The Book of Malachi
Malachi, the final book of the OT, received its name from its author (1:1). In Hebrew, the name comes from a word meaning ‘messenger’, which points to Malachi’s role as a prophet of the Lord, delivering God’s message to God’s people. Malachi offered no other identifying information about himself, leaving out markers typical of other prophets such as his father’s name or the current leader of Israel.
However, based on the content of the book, it becomes clear that Malachi delivered his message of judgement to a Judæan audience familiar with worshipping at the temple in Jerusalem (2:11). The people of Judah had turned away from the true worship of the Lord, leaving themselves under judgement and in need of salvation.
Malachi certainly wrote to the people of Judah (1:1 and 2:11), but the historical setting becomes clearer in Malachi 1:8. Here the prophet used the Persian word for governor, indicating a time period between 538–333BC, when the Persian Empire ruled the Promised Land. Malachi also wrote about the corruption of the temple sacrifices, meaning that he likely delivered his message many years after the Israelites rebuilt the temple in 515BC. The prophet’s concerns mirror those of Nehemiah’s, suggesting that Malachi prophesied to the people while Nehemiah left the city for several years, beginning in 432BC (Nehemiah 13:6).
Malachi’s unique position as the final book of the OT offers a glimpse into the hearts of Israelite men and women, members of a nation that had been specially chosen by God, descendants of Abraham, and inheritors of the rich tradition of the Jewish people. Their history told of glories like the exodus from Egypt and the faithfulness of God to King David. But they had also experienced the judgement of wandering in the desert and the shame of exile from the Promised Land.
At the time of Malachi, over fifteen hundred years after Abraham’s era, the Israelites had the advantage and weight of history on their side; they could see the shining rewards of faithfulness and the punishments associated with judgement, even to the point of being uprooted from their land. But even then, with all that perspective, the book of Malachi teaches that they still strayed from the Lord’s path. They needed God’s intervention as much as ever, so this book, as a final statement of judgement in the OT, anticipates God’s saving work through the Messiah, Jesus of Nazareth.
The people of Judah began to be exiled from the Promised Land in 605BC, returning from Babylon seventy years later. By the time of Malachi, they had been back in the land for more than a hundred years and were looking for the blessings they expected to receive when they returned. Although the temple had been rebuilt, the fervour of those early returning Israelites gave way to a thorough apathy for the things of God. This led to rampant corruption among the priesthood and a spiritual lethargy among the people.
Malachi came along at a time when the people were struggling to believe that God loved them (1:2). The people focused on their unfortunate circumstances and refused to account for their own sinful deeds. So God pointed the finger back at them, and through Malachi, God told the people where they had fallen short of their covenant with him. If they hoped to see changes, they needed to take responsibility for their own actions and serve God faithfully according to the promise their fathers had made to God on Mount Sinai all those years before.

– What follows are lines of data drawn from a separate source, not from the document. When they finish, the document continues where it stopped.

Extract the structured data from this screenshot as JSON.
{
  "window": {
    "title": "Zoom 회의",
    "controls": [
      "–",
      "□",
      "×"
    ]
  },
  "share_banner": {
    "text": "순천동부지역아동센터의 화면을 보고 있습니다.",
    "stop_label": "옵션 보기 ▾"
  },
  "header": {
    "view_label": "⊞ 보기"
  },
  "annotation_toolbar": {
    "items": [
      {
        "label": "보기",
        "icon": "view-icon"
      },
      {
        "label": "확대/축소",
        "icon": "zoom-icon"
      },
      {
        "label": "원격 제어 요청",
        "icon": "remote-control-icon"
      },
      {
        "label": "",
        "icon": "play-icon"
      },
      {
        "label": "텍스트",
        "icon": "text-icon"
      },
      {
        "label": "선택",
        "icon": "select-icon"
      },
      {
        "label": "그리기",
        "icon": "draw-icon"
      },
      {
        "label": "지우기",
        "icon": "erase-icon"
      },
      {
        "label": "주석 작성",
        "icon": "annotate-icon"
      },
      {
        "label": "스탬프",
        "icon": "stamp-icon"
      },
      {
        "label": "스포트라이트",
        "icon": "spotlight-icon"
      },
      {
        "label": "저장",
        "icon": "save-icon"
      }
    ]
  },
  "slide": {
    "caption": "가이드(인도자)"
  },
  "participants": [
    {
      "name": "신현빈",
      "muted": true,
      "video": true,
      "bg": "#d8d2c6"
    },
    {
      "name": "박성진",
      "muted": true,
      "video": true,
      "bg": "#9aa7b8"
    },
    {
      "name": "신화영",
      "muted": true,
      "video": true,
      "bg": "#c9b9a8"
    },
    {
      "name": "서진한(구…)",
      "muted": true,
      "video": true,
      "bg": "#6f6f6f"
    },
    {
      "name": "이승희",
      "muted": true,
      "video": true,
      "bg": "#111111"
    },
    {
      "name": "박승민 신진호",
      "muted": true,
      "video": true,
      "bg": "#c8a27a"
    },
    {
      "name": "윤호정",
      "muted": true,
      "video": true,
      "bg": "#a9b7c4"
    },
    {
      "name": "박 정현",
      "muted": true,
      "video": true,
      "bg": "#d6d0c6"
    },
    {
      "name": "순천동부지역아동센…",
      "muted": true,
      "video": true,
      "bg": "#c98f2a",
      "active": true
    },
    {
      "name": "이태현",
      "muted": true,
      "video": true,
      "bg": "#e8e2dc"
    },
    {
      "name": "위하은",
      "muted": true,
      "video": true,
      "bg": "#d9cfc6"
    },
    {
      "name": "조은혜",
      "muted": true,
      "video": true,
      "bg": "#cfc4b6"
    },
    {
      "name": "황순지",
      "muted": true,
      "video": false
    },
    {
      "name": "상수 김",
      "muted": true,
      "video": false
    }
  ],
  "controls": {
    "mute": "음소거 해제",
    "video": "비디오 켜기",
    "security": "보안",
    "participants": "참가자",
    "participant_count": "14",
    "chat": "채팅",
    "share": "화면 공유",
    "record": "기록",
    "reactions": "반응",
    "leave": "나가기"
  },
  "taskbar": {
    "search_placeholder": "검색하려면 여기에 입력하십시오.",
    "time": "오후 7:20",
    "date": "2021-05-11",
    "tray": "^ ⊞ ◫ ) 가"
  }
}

|Introduction||Chapter One||Chapter Two|
|Chapter Three||Chapter Four||Summary|